- **DIRECTIONS FOR THIS TASK**: The data needs to be returned in full, exactly as it reads.

- **INPUT**:
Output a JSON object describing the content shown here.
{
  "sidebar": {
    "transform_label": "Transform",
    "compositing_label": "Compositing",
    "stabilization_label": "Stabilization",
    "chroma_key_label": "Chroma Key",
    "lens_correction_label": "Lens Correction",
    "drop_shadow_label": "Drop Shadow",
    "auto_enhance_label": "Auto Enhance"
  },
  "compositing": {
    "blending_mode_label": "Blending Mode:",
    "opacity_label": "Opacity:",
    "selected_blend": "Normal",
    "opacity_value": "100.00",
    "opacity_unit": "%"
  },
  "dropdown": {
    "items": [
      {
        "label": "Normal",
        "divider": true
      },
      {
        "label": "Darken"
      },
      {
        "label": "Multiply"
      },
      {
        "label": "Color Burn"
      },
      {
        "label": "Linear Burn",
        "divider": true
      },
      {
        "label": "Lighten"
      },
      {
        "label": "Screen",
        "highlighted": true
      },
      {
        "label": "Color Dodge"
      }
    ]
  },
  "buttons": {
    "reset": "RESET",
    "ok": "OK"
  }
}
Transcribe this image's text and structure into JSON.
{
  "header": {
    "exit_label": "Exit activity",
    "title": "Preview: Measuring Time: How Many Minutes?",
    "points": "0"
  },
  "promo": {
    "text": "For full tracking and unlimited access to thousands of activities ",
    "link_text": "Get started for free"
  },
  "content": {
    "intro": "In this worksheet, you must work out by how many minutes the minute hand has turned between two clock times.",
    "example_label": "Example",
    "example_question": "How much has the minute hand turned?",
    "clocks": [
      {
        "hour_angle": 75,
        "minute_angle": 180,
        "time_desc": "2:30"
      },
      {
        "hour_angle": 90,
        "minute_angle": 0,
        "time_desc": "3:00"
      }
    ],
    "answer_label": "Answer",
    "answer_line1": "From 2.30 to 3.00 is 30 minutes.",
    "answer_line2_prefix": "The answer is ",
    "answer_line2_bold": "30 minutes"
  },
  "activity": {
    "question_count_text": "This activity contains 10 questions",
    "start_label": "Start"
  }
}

- **RESPONSE AREA**:
Output a JSON object describing the content shown here.
{
  "sidebar": {
    "transform_label": "Transform",
    "compositing_label": "Compositing",
    "stabilization_label": "Stabilization",
    "chroma_key_label": "Chroma Key",
    "lens_correction_label": "Lens Correction",
    "drop_shadow_label": "Drop Shadow",
    "auto_enhance_label": "Auto Enhance"
  },
  "compositing": {
    "blending_mode_label": "Blending Mode:",
    "opacity_label": "Opacity:",
    "selected_blend": "Normal",
    "opacity_value": "100.00",
    "opacity_unit": "%"
  },
  "dropdown": {
    "items": [
      {
        "label": "Normal",
        "divider": true
      },
      {
        "label": "Darken"
      },
      {
        "label": "Multiply"
      },
      {
        "label": "Color Burn"
      },
      {
        "label": "Linear Burn",
        "divider": true
      },
      {
        "label": "Lighten"
      },
      {
        "label": "Screen",
        "highlighted": true
      },
      {
        "label": "Color Dodge"
      }
    ]
  },
  "buttons": {
    "reset": "RESET",
    "ok": "OK"
  }
}
Transcribe this image's text and structure into JSON.
{
  "header": {
    "exit_label": "Exit activity",
    "title": "Preview: Measuring Time: How Many Minutes?",
    "points": "0"
  },
  "promo": {
    "text": "For full tracking and unlimited access to thousands of activities ",
    "link_text": "Get started for free"
  },
  "content": {
    "intro": "In this worksheet, you must work out by how many minutes the minute hand has turned between two clock times.",
    "example_label": "Example",
    "example_question": "How much has the minute hand turned?",
    "clocks": [
      {
        "hour_angle": 75,
        "minute_angle": 180,
        "time_desc": "2:30"
      },
      {
        "hour_angle": 90,
        "minute_angle": 0,
        "time_desc": "3:00"
      }
    ],
    "answer_label": "Answer",
    "answer_line1": "From 2.30 to 3.00 is 30 minutes.",
    "answer_line2_prefix": "The answer is ",
    "answer_line2_bold": "30 minutes"
  },
  "activity": {
    "question_count_text": "This activity contains 10 questions",
    "start_label": "Start"
  }
}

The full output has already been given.